* **Dataset items**
*** Begin section ***
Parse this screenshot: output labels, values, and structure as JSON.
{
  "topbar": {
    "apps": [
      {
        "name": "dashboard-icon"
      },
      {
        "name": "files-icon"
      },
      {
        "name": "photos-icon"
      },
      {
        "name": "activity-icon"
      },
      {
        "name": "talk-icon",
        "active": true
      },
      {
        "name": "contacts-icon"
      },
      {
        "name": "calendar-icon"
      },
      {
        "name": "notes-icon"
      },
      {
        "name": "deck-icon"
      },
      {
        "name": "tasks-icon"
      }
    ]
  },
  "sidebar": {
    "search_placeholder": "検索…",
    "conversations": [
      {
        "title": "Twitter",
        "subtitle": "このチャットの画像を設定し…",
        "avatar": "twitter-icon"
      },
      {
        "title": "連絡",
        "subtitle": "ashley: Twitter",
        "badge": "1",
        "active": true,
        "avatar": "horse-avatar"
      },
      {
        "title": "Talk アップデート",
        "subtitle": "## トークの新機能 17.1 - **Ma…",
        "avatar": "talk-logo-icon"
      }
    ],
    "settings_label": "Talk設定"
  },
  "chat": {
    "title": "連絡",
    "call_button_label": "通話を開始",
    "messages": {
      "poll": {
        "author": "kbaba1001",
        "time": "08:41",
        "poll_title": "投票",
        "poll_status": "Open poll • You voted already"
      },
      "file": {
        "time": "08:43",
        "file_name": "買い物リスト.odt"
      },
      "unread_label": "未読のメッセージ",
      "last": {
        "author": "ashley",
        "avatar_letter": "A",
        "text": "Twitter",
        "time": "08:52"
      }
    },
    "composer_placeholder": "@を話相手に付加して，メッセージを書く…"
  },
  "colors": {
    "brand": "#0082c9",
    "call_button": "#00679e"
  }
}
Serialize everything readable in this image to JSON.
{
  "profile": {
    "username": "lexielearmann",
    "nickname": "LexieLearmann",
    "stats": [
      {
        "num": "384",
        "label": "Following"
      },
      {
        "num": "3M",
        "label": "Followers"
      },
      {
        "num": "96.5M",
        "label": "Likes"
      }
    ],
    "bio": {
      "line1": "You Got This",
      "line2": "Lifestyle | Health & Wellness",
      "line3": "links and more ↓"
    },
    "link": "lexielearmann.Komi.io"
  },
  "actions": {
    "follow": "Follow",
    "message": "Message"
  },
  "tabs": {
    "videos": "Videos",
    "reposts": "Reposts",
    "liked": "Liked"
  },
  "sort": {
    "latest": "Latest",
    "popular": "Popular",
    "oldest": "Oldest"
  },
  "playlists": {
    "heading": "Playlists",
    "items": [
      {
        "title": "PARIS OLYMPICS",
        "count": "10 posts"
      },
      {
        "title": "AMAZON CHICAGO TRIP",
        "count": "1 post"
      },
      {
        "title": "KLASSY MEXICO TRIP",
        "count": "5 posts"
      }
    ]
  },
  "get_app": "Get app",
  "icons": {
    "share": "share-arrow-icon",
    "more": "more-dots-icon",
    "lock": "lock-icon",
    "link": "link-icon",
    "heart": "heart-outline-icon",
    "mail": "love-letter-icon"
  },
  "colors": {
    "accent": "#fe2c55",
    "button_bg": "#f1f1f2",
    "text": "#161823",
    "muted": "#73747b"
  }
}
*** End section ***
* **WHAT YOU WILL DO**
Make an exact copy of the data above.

* **REPLY**
Parse this screenshot: output labels, values, and structure as JSON.
{
  "topbar": {
    "apps": [
      {
        "name": "dashboard-icon"
      },
      {
        "name": "files-icon"
      },
      {
        "name": "photos-icon"
      },
      {
        "name": "activity-icon"
      },
      {
        "name": "talk-icon",
        "active": true
      },
      {
        "name": "contacts-icon"
      },
      {
        "name": "calendar-icon"
      },
      {
        "name": "notes-icon"
      },
      {
        "name": "deck-icon"
      },
      {
        "name": "tasks-icon"
      }
    ]
  },
  "sidebar": {
    "search_placeholder": "検索…",
    "conversations": [
      {
        "title": "Twitter",
        "subtitle": "このチャットの画像を設定し…",
        "avatar": "twitter-icon"
      },
      {
        "title": "連絡",
        "subtitle": "ashley: Twitter",
        "badge": "1",
        "active": true,
        "avatar": "horse-avatar"
      },
      {
        "title": "Talk アップデート",
        "subtitle": "## トークの新機能 17.1 - **Ma…",
        "avatar": "talk-logo-icon"
      }
    ],
    "settings_label": "Talk設定"
  },
  "chat": {
    "title": "連絡",
    "call_button_label": "通話を開始",
    "messages": {
      "poll": {
        "author": "kbaba1001",
        "time": "08:41",
        "poll_title": "投票",
        "poll_status": "Open poll • You voted already"
      },
      "file": {
        "time": "08:43",
        "file_name": "買い物リスト.odt"
      },
      "unread_label": "未読のメッセージ",
      "last": {
        "author": "ashley",
        "avatar_letter": "A",
        "text": "Twitter",
        "time": "08:52"
      }
    },
    "composer_placeholder": "@を話相手に付加して，メッセージを書く…"
  },
  "colors": {
    "brand": "#0082c9",
    "call_button": "#00679e"
  }
}
Serialize everything readable in this image to JSON.
{
  "profile": {
    "username": "lexielearmann",
    "nickname": "LexieLearmann",
    "stats": [
      {
        "num": "384",
        "label": "Following"
      },
      {
        "num": "3M",
        "label": "Followers"
      },
      {
        "num": "96.5M",
        "label": "Likes"
      }
    ],
    "bio": {
      "line1": "You Got This",
      "line2": "Lifestyle | Health & Wellness",
      "line3": "links and more ↓"
    },
    "link": "lexielearmann.Komi.io"
  },
  "actions": {
    "follow": "Follow",
    "message": "Message"
  },
  "tabs": {
    "videos": "Videos",
    "reposts": "Reposts",
    "liked": "Liked"
  },
  "sort": {
    "latest": "Latest",
    "popular": "Popular",
    "oldest": "Oldest"
  },
  "playlists": {
    "heading": "Playlists",
    "items": [
      {
        "title": "PARIS OLYMPICS",
        "count": "10 posts"
      },
      {
        "title": "AMAZON CHICAGO TRIP",
        "count": "1 post"
      },
      {
        "title": "KLASSY MEXICO TRIP",
        "count": "5 posts"
      }
    ]
  },
  "get_app": "Get app",
  "icons": {
    "share": "share-arrow-icon",
    "more": "more-dots-icon",
    "lock": "lock-icon",
    "link": "link-icon",
    "heart": "heart-outline-icon",
    "mail": "love-letter-icon"
  },
  "colors": {
    "accent": "#fe2c55",
    "button_bg": "#f1f1f2",
    "text": "#161823",
    "muted": "#73747b"
  }
}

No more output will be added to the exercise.